After getting my sea plane rating in Florida, I was riding on an emotional high. Everything was clicking along beautifully, and I was ready to fly commercially up to Chattanooga Tennessee, spend a short week at Gospel Ministries International, wrapping everything up loose ends with Todd’s Plane, and then fly it down to Guyana.
That was the plan… But what was was only supposed to take a week stretched out into nearly six weeks.
Now I’ve been in mission aviation long enough to know that even the most conservative estimates can be way off base, but never in my wildest imagination did I envision what would happen.
I knew with Todd gone, that his mantle had fallen on me, and it would take a Herculean push, to get the plane out the door. I didn’t realize how big of a push that would require.
Early on in the conversations with the mechanics, they projected that they could, get it finished up by September 1. I was pleased with this plan, because it fit neatly into my schedule. I could fly the airplane down to Guyana around the first of September and be ready to open up Paruima Mission Academy (PMA) right on time. But as September began to loom on the horizon, it quickly became apparent that that deadline was unrealistic.
After I arrived in Collegedale, one of my first stops was to go out to the airport to see what was going on with the airplane.
What I found was a hanger full of airplanes, and the lead mechanic trying to work on all of them, all at once. They did have a couple of retired volunteer mechanics working on Todd’s Plane, but they were only able to put in a couple of hours each day, because the main mechanic couldn’t get around the airplane until later in the morning and then would quit at 3:30pm each afternoon.
Most alarming was the rate at which we were being charged. While we theoretically had two part-time volunteers working on this project, the main mechanic (who is also a certified aircraft inspector), was charging us full price for his services. While he did excellent work on the plane, any extra funds in our maintenance account had all but evaporated away, and now we were looking at a deficit.
I also had a personal family challenge staring me in the face. Months before, Joy and I had talked at length about how best to coordinate our separate journeys so as to reconnect in Guyana. We both agreed that it would be better to put off her and our girl’s airline tickets, so as to insure that I would arrive first. But as Todd’s plane experienced more delays and set backs, it was obvious that they would arrive in Georgetown before I would.
Two days before Joy was to fly commercially to Georgetown, our really good friends, who were supposed to pick her up from the airport, were robbed at gunpoint. Now my family was going into this less-than-safe environment, and I was stuck in Collegedale with no apparent end in sight!
The final straw came when the main mechanic announced to us that he was going on a family vacation for two weeks and couldn’t do anything more on the airplane until he came back. I was stunned. I calculated that at the rate we were going it would take nearly five to six more weeks before we could depart. And who knows how much more money we would have to pay to get the plane airworthy. I simply couldn’t wait any longer
But how could I break it to the mechanic in a nice way without hurting his feelings?

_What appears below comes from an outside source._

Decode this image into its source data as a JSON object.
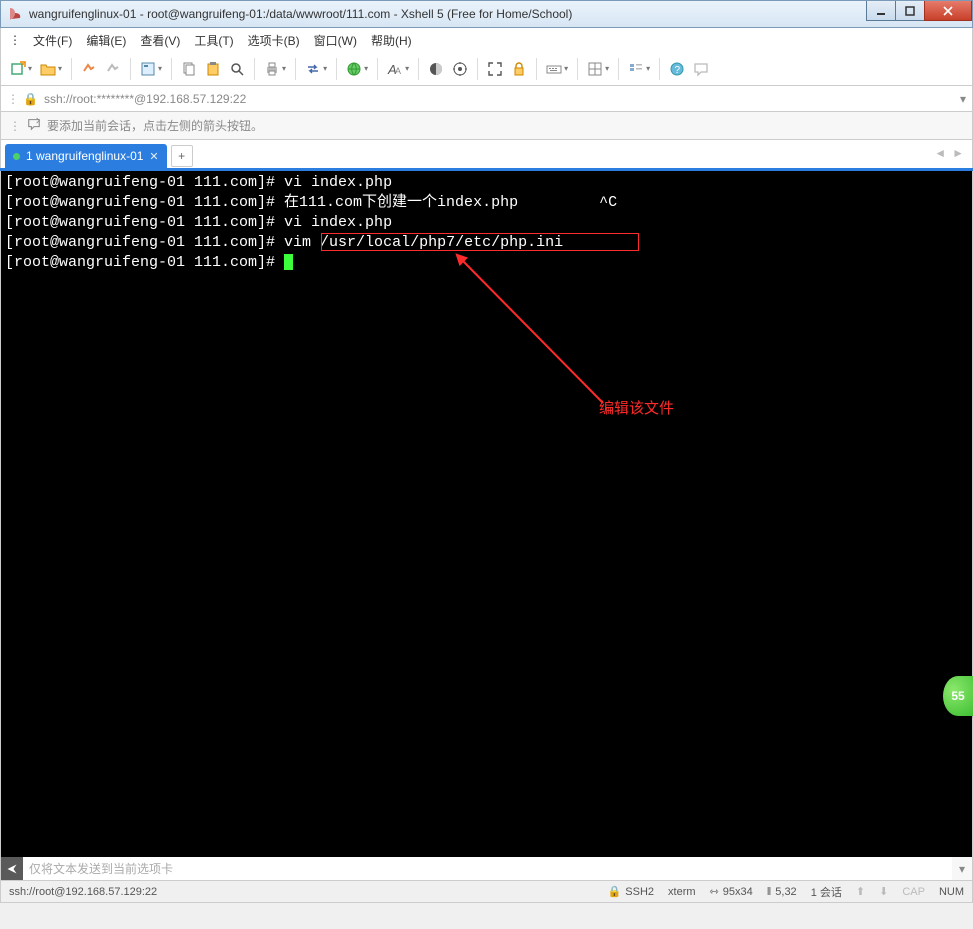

The day before he left on vacation, as we were moving our airplane down to the GMI hanger. It tried to ease into the topic, but after a few failed attempts I finally blurted out. “I’m sorry, but we simply can’t wait until you get back before we finish this airplane. I have projects and people who are relying on me and the use of this airplane, and we can’t wait any longer. I’m going to have to get my own mechanic”
I could see that he wasn’t too happy that we were taking things into our own hands, but he provided us all the log books and extra parts for the plane.
Desperate for another solution I called a very good friend and fellow missionary pilot, and poured out the whole story to him. Steve Wilson currently works as a missionary, pilot, mechanic, and aircraft inspector in Bolivia and he’s helped us out on several occasions. At the time I called, Steve just “happened” to be an hour and a half drive from Collegedale.
He was originally planning to drive up to Canada with his family to renew his wife’s Canadian passport, but when he got wind of what was going on, their family dropped everything and within 24 hours Steve was at the GMI hangar starting over on the annual inspection.
That week Edwin Davidson (our newest missionary pilot for Guyana), Steve Wilson, and I each logged over 60 hours of labor on the plane. We would start in the morning and work till about 8:30 or 9pm in the evening. As Steve did the inspection and Edwin and I sorted through the jigsaw puzzle of assorted interior panels, and eventually got the interior put back together.
The big moment came over a week later when it was time to run the engine. With a prayer, a few shots of primer, and the turn of the key, the engine fired right up. Steve and I tensely watched the oil pressure gage as the engine started warming up. Ten seconds slowly clicked by and there was nothing. Alarmed at the lack of oil pressure, I was just about to pull the red mixture control nob, when all of a sudden the oil pressure came up… and up… and up…